MESA — Six days a week at 3 p.m., high school senior Betzy Solis slips on her white Mi Familia Vota T-shirt, packs her purse with water bottles and fills her clipboard with voter registration cards before heading off to knock on doors.
On a recent weekday, that mission took her to a neighborhood near the Chicago Cubs’ spring training facility, encouraging residents of the primarily Hispanic area to register to vote or, if they’re already registered, to sign up to vote early.
In the hour reporters walked with her, Solis knocked on about 20 doors, but of the two where residents answered one wanted nothing to do with her and the other talked with Solis but didn’t want to fill out paperwork. She left fliers with the rest.
“It gets the voice out,” Solis said. “It gets people to vote. It gets the people to understand how and why it is important to vote. That’s what Mi Familia is about.”

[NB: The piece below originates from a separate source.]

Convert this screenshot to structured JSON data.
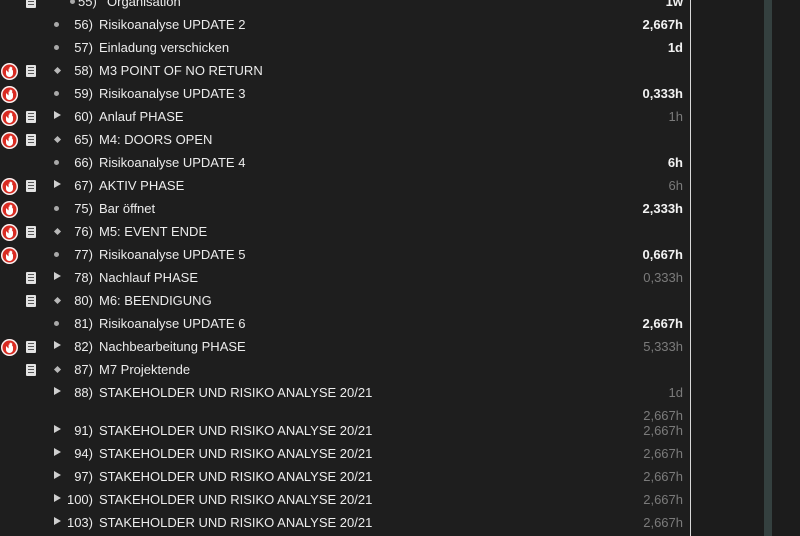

With the general election approaching, Mi Familia Vota and 11 other organizations that are part of the coalition One Arizona are trying to get Hispanics to commit to voting and get them on the permanent early ballot list. Their goal: turning this demographic’s numbers — an estimated 30.3 percent of all Arizonans — into voting power.
“The most effective approach is door-to-door,” said Francisco Heredia, director of One Arizona. “We are on pace to knock on 130,000 doors in Maricopa and Pima counties.”

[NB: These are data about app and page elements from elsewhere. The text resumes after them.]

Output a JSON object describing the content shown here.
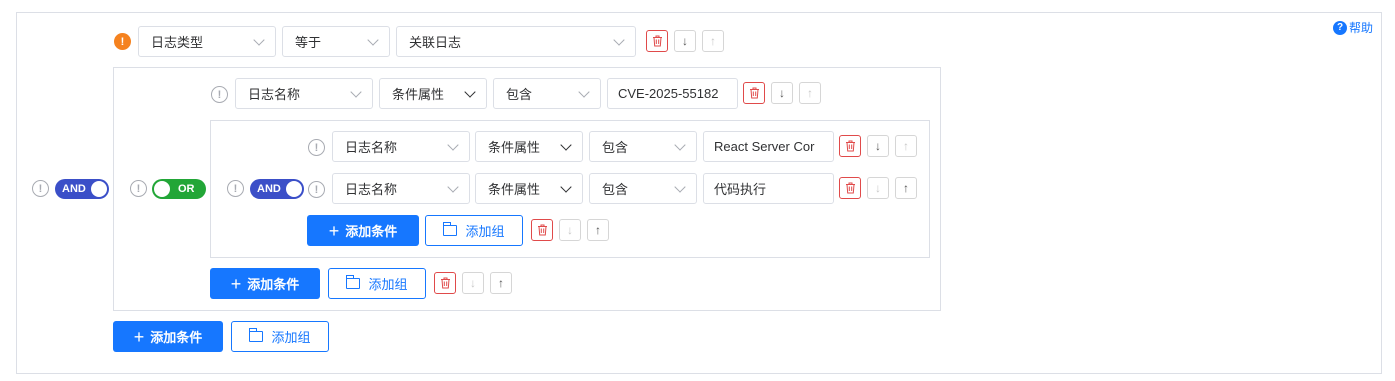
{
  "help": {
    "icon": "help-circle-icon",
    "label": "帮助"
  },
  "toggles": {
    "and_label": "AND",
    "or_label": "OR"
  },
  "top_condition": {
    "field": "日志类型",
    "operator": "等于",
    "value": "关联日志"
  },
  "group1": {
    "condition1": {
      "field": "日志名称",
      "attribute": "条件属性",
      "operator": "包含",
      "value": "CVE-2025-55182"
    },
    "inner_group": {
      "condition1": {
        "field": "日志名称",
        "attribute": "条件属性",
        "operator": "包含",
        "value": "React Server Cor"
      },
      "condition2": {
        "field": "日志名称",
        "attribute": "条件属性",
        "operator": "包含",
        "value": "代码执行"
      }
    }
  },
  "actions": {
    "add_condition": "添加条件",
    "add_group": "添加组"
  },
  "glyphs": {
    "warn": "!",
    "plus": "+",
    "move_down": "↓",
    "move_up": "↑"
  },
  "colors": {
    "primary": "#1677ff",
    "and_toggle": "#3b4fc8",
    "or_toggle": "#22a637",
    "delete": "#e04a4a",
    "warning": "#f5821f"
  }
}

He said Hispanics have the power to decide elections as their voting numbers increase.
“Latinos have been the only demographic to increase turnout in the last four elections,” Heredia said.

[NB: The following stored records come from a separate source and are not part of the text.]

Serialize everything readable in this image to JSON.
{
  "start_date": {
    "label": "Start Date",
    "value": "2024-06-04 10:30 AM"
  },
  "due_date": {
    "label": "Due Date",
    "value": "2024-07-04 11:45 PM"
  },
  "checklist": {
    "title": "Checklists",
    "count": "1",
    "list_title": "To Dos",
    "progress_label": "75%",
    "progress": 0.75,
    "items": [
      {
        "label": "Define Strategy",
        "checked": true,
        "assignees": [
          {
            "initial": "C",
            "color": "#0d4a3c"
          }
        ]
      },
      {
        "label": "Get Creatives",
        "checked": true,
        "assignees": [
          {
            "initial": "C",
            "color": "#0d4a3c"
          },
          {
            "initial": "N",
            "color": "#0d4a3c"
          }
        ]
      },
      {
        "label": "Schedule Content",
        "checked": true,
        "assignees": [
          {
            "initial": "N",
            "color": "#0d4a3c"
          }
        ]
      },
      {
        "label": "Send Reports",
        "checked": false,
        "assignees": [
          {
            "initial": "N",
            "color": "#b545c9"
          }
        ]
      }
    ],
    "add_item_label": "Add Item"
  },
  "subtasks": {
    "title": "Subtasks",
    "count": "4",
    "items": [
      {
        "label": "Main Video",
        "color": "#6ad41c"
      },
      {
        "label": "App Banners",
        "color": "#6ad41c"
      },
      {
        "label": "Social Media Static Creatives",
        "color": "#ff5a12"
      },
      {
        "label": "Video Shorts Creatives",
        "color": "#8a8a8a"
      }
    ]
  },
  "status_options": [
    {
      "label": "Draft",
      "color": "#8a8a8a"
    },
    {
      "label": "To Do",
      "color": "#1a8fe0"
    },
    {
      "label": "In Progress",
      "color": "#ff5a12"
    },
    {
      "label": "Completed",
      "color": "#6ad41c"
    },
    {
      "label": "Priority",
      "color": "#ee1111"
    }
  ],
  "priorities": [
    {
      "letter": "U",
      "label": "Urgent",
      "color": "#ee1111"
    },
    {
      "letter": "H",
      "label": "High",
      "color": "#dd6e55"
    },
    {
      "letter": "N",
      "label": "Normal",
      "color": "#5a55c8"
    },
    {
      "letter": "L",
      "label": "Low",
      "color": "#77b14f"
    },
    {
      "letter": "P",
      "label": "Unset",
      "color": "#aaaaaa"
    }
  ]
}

Heredia said the early voting list is moving in the right direction, increasing from 90,000 in 2010 to more than 265,000 now, in part because of knocks on doors by One Arizona’s 12 participating organizations.
For Solis, the mission takes five hours a day, Saturday through Thursday, and involves knocking on up to 90 doors per shift.
“We want to make a difference,” Solis said.
Cristian Avial, Arizona state lead for Mi Familia Vota, said the team aims to make a difference. One way canvassers do this is by having people fill out commitment cards that include three reasons why they want to vote this year. These cards are collected and then mailed back to the voters around election time to remind them why they want to vote.
“They commit themselves. They’re going to vote in this year’s election,” Avial said.
Despite the efforts of One Arizona and other groups, about 15 percent of the state’s registered voters in the 2012 election were Latino, according to a report by Arizona State University’s Morrison Institute for Public Policy. A big part of the reason, the report said, is that the majority of the state’s Hispanic population is under the age of 18.
Joseph Garcia, director of Morrison Institute’s Latino Public Policy Center, said that while Hispanic voting power is growing it’s unlikely to make a significant difference until more of the population reaches adulthood and engages on issues. That may not happen until 2030, he said.
The Morrison Institute report noted that younger Americans are less likely to vote than older people. The effect is notable among Hispanics, whose median age in Arizona is 25 versus 44 for non-Hispanic whites.
“Voters have to be excited to actually take part in voting,” Garcia said.
Ultimately, he said, the influence of Hispanic voters could turn Arizona from a state dominated by Republicans to one where Democrats hold sway.
“It’s hard to envision it, but data don’t lie,” Garcia said. “That’s what’s going to happen.”
Back in Mesa, Solis said she and other canvassers for Mi Familia Vota will continue their work.
“When it comes to making a difference for the state, we go for it,” Solis said. “We want to make a difference.”